Sentech gives up crucial spectrum
Sentech has decided to return its full allocation of radio frequency spectrum to ICASA.
CAPE TOWN - Government-owned signal distributor Sentech has to turn over R500 million to National Treasury because the Department of Communications has not developed a policy to increase access to broadband internet, the Business Day reported on Wednesday.
In an interview on 567 Cape Talk and Talk Radio 702's Midday Report, Techcentral editor Duncan McLeod illustrated how this matter has been an ongoing concern for the telecommunications industry for many years.
"Back in the mid-2000s, Sentech was given two operating licences one of which allowed them to build a national wireless broadband network. Sentech made a real mess of that rollout.
"It wasn't prepared to deal with customers and manage call centres and all that [was] entailed [in the project]. We saw an investment, I think it was in the region of R700- 800million into that business and it failed."
McLeod went on to say that there has been a lot of scepticism about Sentech once again getting involved in building a wireless broadband network.
This time, Sentech has reportedly been talking about building a wholesale network and working with a service provider to deal with consumers, rather than doing it directly.
Despite the apparent lack of trust in Sentech, McLeod does report that the development has indeed been welcomed by some quarters, particularly the news that Sentech is handing back a crucial portion of radio frequency spectrum to the Independent Communications Authority of South Africa (ICASA).
It is hoped that this spectrum can, in future, be used or handed out to operators that can build next generational broadband networks.
In addition to freeing up the spectrum to the rest of the telecommunications industry, McLeod stated that it is hoped the outcome for service providers such as Vodacom and Cell C will be an ability to deploy 4G networks (the fourth generation of mobile communication technology standards).

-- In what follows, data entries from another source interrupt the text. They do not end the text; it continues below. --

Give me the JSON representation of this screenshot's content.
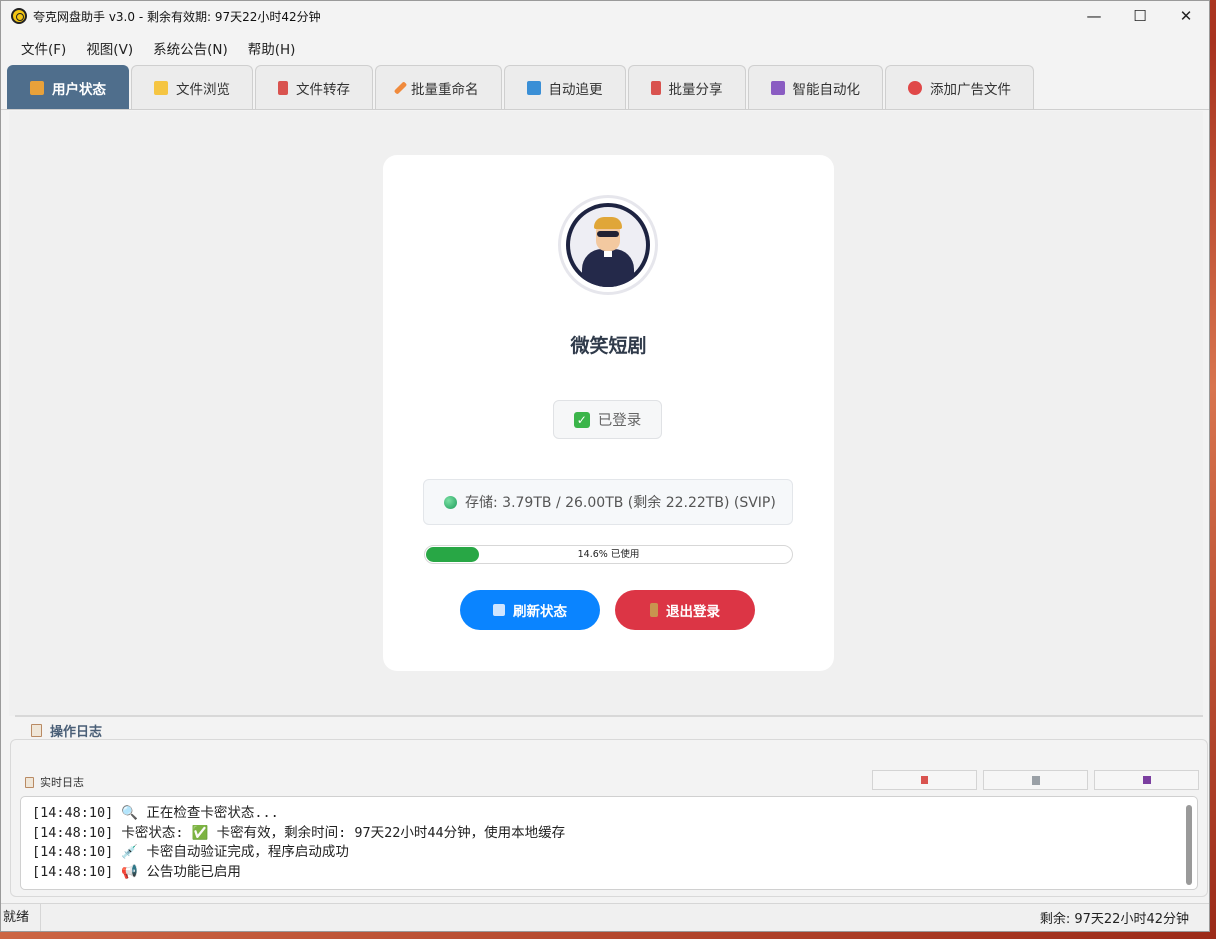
{
  "window": {
    "title": "夸克网盘助手 v3.0 - 剩余有效期: 97天22小时42分钟",
    "controls": {
      "minimize": "—",
      "maximize": "☐",
      "close": "✕"
    }
  },
  "menu": [
    {
      "label": "文件(F)"
    },
    {
      "label": "视图(V)"
    },
    {
      "label": "系统公告(N)"
    },
    {
      "label": "帮助(H)"
    }
  ],
  "tabs": [
    {
      "label": "用户状态",
      "icon": "lock-icon",
      "color": "#e8a13a",
      "active": true
    },
    {
      "label": "文件浏览",
      "icon": "folder-icon",
      "color": "#f5c542"
    },
    {
      "label": "文件转存",
      "icon": "upload-icon",
      "color": "#d9534f"
    },
    {
      "label": "批量重命名",
      "icon": "pencil-icon",
      "color": "#f08a3c"
    },
    {
      "label": "自动追更",
      "icon": "refresh-icon",
      "color": "#3a8fd6"
    },
    {
      "label": "批量分享",
      "icon": "share-icon",
      "color": "#d9534f"
    },
    {
      "label": "智能自动化",
      "icon": "robot-icon",
      "color": "#8a5cc2"
    },
    {
      "label": "添加广告文件",
      "icon": "target-icon",
      "color": "#e04848"
    }
  ],
  "user": {
    "name": "微笑短剧",
    "login_status": "已登录",
    "storage": "存储: 3.79TB / 26.00TB (剩余 22.22TB) (SVIP)",
    "usage_fraction": 0.146,
    "usage_text": "14.6% 已使用"
  },
  "buttons": {
    "refresh": "刷新状态",
    "logout": "退出登录"
  },
  "log": {
    "title": "操作日志",
    "subtitle": "实时日志",
    "tools": [
      "upload-icon",
      "trash-icon",
      "save-icon"
    ],
    "lines": [
      "[14:48:10] 🔍 正在检查卡密状态...",
      "[14:48:10] 卡密状态: ✅ 卡密有效，剩余时间: 97天22小时44分钟，使用本地缓存",
      "[14:48:10] 💉 卡密自动验证完成，程序启动成功",
      "[14:48:10] 📢 公告功能已启用"
    ]
  },
  "statusbar": {
    "left": "就绪",
    "right": "剩余: 97天22小时42分钟"
  },
  "colors": {
    "tab_active": "#4f6e8c",
    "refresh_button": "#0a84ff",
    "logout_button": "#dc3545",
    "progress": "#28a745"
  }
}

"The mobile networks in particular are really jumping at the chance to get access to this spectrum so that they can build 4G networks. Vodacom and MTN for example have been reallocating some of their existing spectrums for limited 4G network deployment.
"They really don't have access to the spectrum to do this. They have got millions of customers on their networks. The bandwidth they have got access to, the spectrum they have got access to, is already under a great deal of pressure and they really do need access to additional bandwidth," McLeod said.
Despite the great news for the telecommunications industry, awaited movements from the department and specifically the Minister of Communications Dina Pule, is of concern.
The department will need to put out a policy document around how the spectrum will be used before ICASA can go ahead with licensing.
Pule is facing a number of investigations by both the Public Prosecutor and Parliament's joint committee on ethics.
It is claimed Pule's romantic partner engineered a plan to get friends and relatives on the boards of the Post Office, Sentech, Universal Service and Access Agency of South Africa (USAASA) and the South African Broadcasting Corporation (SABC).
Police have also been asked to investigate the SABC's Chief Financial Officer Gugu Duda, the broadcaster's CEO Lulama Makhobo and the minister's alleged romantic partner, Phosane Mngqibisa.
A nine-member panel was appointed by Parliament in March to investigate Pule's role in an ICT Indaba which her department hosted in 2012.
The indaba was attended by delegates from across the globe and was meant to discuss how South Africa can bridge the digital divide and unlock opportunities that technology presents.
It is alleged Pule's partner was involved in coordinating the event and earned millions from it.
McLeod suggests a deteriorating faith in the department's abilities by the telecommunications industry.
"This has been a problem in the Department of Communications for many years, there has been huge instability."
"The ministry keeps changing and this is a big problem for the sector because it is a complex sector and often you get politicians moving into the sector who don't really understand the issues, don't understand the technologies and the complexities of the industry and then have to spend six months to a year really getting on top of issues.
"It does indeed lead to delays. The constant personnel changes in the ministry is a concern for the industry."